Data listing:
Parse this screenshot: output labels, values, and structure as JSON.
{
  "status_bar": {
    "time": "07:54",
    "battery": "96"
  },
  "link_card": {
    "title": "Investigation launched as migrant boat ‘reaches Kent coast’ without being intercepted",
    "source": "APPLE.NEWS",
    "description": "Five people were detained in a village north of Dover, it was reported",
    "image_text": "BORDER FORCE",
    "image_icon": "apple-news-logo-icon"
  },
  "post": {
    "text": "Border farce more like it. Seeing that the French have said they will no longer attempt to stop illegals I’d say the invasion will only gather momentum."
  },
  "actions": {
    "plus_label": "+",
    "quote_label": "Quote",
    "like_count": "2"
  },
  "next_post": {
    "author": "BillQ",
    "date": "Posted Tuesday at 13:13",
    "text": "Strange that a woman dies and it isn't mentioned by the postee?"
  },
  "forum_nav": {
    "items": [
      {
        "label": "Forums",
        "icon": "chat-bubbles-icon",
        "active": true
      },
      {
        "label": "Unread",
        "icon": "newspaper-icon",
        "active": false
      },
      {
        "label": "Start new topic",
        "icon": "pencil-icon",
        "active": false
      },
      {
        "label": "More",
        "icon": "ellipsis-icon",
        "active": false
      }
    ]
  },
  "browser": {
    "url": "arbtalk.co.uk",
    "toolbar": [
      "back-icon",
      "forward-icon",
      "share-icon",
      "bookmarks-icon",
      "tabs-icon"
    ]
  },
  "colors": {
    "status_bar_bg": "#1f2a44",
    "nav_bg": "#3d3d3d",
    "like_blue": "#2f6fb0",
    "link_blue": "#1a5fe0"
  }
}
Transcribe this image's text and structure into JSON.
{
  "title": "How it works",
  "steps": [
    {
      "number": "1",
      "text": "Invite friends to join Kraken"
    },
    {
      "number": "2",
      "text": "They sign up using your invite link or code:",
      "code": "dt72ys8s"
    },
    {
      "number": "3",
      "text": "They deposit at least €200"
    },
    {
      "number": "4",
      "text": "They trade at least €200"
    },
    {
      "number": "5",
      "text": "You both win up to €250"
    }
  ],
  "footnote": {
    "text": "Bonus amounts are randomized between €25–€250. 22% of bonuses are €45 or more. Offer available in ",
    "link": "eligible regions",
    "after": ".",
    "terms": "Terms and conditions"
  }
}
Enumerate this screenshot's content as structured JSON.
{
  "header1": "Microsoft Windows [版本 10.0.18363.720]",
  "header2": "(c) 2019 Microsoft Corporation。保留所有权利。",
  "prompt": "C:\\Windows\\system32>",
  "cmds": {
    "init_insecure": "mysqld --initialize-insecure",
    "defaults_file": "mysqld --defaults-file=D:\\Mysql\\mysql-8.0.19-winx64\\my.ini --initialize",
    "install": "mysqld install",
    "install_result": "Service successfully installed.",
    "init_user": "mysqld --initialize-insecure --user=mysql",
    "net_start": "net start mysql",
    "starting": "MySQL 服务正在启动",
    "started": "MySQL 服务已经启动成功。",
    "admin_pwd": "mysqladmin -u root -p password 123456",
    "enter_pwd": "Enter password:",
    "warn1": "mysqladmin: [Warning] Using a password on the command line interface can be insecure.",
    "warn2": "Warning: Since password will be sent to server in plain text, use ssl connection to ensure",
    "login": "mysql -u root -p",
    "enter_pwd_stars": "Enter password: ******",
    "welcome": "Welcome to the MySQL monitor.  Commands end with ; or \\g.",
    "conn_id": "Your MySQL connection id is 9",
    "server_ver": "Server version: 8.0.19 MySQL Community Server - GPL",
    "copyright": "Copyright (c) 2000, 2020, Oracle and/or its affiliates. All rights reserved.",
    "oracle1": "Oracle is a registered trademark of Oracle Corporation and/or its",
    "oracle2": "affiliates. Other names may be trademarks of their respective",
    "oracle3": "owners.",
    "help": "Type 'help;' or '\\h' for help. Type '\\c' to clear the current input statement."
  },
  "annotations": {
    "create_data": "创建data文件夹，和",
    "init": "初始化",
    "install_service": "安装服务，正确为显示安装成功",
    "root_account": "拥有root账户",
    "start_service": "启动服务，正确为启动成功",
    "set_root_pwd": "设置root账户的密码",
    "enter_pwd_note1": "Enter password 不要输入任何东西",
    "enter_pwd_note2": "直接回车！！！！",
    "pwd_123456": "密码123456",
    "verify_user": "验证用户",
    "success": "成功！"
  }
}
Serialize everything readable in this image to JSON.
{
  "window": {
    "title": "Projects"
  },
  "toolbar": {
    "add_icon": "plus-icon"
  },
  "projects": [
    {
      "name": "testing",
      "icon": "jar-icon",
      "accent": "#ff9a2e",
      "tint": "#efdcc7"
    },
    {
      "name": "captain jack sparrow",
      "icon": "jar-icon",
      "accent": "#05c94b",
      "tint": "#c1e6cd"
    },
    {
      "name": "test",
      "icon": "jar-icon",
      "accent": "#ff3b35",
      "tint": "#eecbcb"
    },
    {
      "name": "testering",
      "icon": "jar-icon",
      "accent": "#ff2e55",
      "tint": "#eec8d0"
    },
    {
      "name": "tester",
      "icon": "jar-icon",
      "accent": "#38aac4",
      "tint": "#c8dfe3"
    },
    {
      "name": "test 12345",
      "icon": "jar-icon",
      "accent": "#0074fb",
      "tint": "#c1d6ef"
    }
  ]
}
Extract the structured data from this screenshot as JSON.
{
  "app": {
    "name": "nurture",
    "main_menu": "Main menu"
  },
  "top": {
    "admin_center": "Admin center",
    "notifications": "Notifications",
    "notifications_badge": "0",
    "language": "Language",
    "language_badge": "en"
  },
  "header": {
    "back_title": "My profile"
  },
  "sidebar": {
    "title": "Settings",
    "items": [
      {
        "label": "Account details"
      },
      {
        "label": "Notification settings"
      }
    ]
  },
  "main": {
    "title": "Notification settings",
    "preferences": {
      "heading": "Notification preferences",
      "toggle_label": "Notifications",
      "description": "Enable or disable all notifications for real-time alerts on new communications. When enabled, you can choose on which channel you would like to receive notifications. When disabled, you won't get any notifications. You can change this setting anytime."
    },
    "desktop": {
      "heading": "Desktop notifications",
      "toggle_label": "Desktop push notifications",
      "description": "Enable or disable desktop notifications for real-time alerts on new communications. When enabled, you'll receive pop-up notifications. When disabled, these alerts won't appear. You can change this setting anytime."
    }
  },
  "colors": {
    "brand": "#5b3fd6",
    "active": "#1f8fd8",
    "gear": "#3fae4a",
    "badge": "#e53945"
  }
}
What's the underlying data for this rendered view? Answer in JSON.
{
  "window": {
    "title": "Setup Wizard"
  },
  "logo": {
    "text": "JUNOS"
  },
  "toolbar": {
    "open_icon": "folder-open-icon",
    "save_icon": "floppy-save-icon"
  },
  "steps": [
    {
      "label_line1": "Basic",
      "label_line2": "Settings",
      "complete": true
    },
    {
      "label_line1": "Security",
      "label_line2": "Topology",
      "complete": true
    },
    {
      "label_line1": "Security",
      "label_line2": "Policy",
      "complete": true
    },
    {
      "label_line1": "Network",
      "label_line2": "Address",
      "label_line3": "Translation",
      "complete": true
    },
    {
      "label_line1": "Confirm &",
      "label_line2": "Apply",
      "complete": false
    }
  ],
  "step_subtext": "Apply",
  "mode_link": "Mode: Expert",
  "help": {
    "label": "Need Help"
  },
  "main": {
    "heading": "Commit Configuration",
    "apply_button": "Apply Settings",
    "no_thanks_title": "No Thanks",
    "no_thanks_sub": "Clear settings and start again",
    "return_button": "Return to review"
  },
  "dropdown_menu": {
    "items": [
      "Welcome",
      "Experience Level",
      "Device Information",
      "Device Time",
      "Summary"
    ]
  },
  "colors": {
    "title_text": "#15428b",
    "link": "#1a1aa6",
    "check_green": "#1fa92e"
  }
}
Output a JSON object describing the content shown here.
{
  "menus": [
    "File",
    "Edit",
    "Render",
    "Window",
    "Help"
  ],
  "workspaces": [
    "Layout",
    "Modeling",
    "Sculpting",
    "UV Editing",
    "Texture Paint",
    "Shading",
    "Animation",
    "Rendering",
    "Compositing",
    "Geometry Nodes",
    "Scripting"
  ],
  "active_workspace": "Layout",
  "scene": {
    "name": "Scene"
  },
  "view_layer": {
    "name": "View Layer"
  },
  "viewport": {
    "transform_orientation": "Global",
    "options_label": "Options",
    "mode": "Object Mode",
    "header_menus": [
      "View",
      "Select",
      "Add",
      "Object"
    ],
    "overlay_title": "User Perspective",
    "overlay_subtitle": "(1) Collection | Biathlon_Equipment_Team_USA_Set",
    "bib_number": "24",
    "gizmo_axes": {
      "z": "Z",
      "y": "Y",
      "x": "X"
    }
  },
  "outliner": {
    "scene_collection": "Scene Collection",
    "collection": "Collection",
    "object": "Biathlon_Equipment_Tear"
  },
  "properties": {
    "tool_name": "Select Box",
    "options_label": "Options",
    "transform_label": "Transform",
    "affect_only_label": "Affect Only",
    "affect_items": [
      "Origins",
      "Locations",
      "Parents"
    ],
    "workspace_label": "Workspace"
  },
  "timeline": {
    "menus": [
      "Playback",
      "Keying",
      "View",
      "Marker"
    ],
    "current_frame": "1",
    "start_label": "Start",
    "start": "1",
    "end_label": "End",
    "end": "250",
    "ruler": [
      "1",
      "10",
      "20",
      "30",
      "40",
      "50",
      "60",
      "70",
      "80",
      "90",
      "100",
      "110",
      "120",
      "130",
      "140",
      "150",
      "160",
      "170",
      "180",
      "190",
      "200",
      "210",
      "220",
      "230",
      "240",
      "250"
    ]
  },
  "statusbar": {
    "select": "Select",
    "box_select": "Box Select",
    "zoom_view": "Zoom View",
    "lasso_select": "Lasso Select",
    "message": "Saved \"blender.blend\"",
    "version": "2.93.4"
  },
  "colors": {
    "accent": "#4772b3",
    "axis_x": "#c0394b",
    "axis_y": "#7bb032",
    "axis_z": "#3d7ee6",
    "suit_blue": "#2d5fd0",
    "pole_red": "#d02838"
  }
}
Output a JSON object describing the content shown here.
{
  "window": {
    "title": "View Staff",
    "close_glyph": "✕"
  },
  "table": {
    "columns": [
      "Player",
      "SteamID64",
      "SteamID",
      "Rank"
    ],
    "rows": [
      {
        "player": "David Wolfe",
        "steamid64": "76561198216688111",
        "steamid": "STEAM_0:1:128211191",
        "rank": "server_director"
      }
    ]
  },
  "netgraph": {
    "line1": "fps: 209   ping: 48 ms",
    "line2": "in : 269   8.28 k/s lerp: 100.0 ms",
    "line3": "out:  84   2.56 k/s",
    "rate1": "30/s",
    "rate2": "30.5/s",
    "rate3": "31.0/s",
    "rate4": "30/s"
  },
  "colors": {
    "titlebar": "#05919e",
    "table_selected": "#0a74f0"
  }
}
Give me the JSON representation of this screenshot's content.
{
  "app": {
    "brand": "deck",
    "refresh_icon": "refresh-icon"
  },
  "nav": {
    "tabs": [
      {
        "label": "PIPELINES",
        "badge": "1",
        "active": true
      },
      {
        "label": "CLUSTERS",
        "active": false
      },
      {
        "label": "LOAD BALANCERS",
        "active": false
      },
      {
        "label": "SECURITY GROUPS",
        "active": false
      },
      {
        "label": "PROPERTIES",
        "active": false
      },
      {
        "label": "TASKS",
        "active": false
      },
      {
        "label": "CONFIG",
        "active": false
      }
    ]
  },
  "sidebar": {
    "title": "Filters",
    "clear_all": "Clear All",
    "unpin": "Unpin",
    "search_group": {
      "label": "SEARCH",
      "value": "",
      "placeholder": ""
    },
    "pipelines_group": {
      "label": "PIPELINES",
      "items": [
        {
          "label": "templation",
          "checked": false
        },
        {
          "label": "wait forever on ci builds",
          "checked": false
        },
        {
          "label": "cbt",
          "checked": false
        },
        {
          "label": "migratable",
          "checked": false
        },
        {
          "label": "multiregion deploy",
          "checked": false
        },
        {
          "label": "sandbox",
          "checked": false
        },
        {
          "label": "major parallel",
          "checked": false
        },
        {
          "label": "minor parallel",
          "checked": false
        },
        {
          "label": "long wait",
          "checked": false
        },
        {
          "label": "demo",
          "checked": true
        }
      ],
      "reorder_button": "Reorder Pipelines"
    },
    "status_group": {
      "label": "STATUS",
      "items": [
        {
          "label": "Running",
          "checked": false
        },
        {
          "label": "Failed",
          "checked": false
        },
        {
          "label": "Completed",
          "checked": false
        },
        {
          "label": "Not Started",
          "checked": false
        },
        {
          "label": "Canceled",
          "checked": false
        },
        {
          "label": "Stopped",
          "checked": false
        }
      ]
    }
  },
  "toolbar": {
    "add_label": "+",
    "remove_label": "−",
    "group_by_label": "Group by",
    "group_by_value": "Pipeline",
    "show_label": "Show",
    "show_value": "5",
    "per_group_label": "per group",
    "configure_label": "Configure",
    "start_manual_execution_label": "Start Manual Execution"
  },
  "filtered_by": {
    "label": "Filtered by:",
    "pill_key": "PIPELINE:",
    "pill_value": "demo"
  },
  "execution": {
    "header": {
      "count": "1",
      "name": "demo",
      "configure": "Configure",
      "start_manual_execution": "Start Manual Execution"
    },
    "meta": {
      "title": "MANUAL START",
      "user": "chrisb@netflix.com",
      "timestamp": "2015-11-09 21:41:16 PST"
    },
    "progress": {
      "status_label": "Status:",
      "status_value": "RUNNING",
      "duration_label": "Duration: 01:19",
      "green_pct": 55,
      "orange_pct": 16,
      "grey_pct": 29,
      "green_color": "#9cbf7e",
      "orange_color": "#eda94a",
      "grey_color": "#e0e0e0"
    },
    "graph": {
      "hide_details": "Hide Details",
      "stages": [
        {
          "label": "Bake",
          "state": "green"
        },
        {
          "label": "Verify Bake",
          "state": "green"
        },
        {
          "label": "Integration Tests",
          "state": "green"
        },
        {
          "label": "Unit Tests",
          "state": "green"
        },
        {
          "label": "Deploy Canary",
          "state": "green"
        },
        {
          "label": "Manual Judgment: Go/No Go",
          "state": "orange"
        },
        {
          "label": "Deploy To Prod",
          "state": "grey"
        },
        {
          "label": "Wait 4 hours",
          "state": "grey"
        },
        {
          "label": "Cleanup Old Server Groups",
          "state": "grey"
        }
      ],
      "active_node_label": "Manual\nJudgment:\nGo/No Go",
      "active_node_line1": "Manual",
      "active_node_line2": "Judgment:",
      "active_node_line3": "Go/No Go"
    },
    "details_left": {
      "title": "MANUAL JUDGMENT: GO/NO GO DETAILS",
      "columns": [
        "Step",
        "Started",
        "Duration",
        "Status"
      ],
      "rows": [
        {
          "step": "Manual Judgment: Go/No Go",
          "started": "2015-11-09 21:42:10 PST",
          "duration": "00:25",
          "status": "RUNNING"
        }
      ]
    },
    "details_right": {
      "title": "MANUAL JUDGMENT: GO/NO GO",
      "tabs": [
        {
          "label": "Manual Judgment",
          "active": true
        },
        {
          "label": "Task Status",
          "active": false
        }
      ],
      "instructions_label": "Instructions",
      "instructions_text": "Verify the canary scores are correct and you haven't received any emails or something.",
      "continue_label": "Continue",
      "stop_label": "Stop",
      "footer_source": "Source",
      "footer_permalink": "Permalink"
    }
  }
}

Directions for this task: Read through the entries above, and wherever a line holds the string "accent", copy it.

Expected answer:
      "accent": "#ff9a2e",
      "accent": "#05c94b",
      "accent": "#ff3b35",
      "accent": "#ff2e55",
      "accent": "#38aac4",
      "accent": "#0074fb",
    "accent": "#4772b3",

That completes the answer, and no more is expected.